“Teaching is consistently recognized as an incredibly high-stress career, which is only compounded by the fact that many of you are not doing things that would help you manage that stress.” -Jennifer Gonzalez, Cult of Pedagogy

Tips for Self-Care

There are many different things that you can do to help manage stress and work on bettering yourself. These things can be simple acts such as taking a minute to just focus on your breathing.

Here are a few options of things that you can do to help take care of yourself and your wellbeing:

        • Go for a walk
        • Get plenty of sleep
        • Pet an animal
        • Read a book
        • Watch a TV show or a movie you like
        • Do some physical activity
        • Practice positive self-talk
        • Meditate
        • Listen to music

This is just a short list of examples that you can do. There are countless ways that you can destress and be kind to yourself. Figure out what your goals are and where you can carve out time for yourself in your day. Add your self-care into your daily routine.

Here is a video on how to go about creating an action plan to integrate self-care into your life:

A Self-Care Action Plan

Self-care can seem like a daunting task when you’ve already got a lot on your plate, so let’s take a little time to reflect on what works best for you, and m…

Being a Role Model for Your Students 

Lastly, having a healthy relationship with yourself and caring for your own wellbeing is, of course, an amazing thing you can do for yourself and it will make you feel happier and healthier but it will also benefit your students.

Research has shown that practicing mindfulness actually makes you a better teacher and helps create a more positive classroom environment as well as a more positive student-teacher relationship.

Your students can tell when you are stressed or overwhelmed and they will feed off of that and it can create more problems. On the other hand, students can also sense when you are happy and healthy and that helps them feel more comfortable. They are able to learn and engage more.

There are countless benefits to practicing good self-care. We are living in very stressful times but establishing a good self-care regimen now will actually help you even when this pandemic is over.

Take care of yourself, you deserve it!


Keeping a Routine During a Pandemic

In this time of a global pandemic, it may seem like routine is impossible to find. Everything seems out of order and we are all trying to get used to this “new normal” of trying to live our lives from inside our homes.

However, in this time of uncertainty, schedules are critical to keeping some sense of normalcy alive. Experts say routines and schedules are extremely beneficial to children, especially during difficult times.

There are many different things that you can implement to create some structure and routine for yourself and for your kids, even while you are stuck inside all day.

Create a Daily Schedule 
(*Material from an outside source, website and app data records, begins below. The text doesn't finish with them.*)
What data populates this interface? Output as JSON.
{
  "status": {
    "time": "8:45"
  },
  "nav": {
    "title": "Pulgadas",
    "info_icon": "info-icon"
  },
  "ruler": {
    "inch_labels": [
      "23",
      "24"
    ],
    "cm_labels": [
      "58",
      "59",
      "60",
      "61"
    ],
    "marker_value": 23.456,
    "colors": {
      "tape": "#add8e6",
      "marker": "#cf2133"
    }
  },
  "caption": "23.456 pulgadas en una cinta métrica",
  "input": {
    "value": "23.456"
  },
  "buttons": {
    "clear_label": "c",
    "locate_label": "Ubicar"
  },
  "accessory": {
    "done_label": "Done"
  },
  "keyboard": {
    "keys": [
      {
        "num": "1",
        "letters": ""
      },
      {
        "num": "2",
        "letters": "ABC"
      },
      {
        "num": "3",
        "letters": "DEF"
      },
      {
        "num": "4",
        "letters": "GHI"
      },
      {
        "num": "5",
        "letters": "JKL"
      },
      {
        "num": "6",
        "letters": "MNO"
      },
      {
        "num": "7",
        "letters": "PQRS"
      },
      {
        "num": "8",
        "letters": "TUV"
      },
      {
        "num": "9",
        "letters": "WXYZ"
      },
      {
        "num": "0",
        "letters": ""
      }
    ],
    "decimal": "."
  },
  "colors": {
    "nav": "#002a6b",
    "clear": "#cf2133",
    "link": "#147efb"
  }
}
One of the most important things you can do for your child during this time is to stick to a set routine. Having a start and end time for doing schoolwork is very helpful. Also, including lots of breaks for eating and playing are essential and will help break up the day. The goal is to make it seem as similar to a normal school day as possible.

Setting Up the Right Environment

Try and create a space that is designated specifically for doing schoolwork. It is important to limit distractions in that space as much as possible. Your child will work and learn better in an environment that is quiet and comfortable.

Get Creative

During this time, we all need to be flexible and adapt to the situation. It is important to try to have fun through this! Try and make something like creating a schedule a fun activity for the whole family. Ask your child for input on when they would like to have a snack break or playtime. Write out the schedule and let your child color and decorate it however they would like!

Make the best of this time and don’t forget to take care of yourself! Self-care is imperative to your health and well-being and the well-being of your child. Even if your child isn’t directly experiencing trauma, they can still sense and pick up on the stress and worry of adults and others in the house.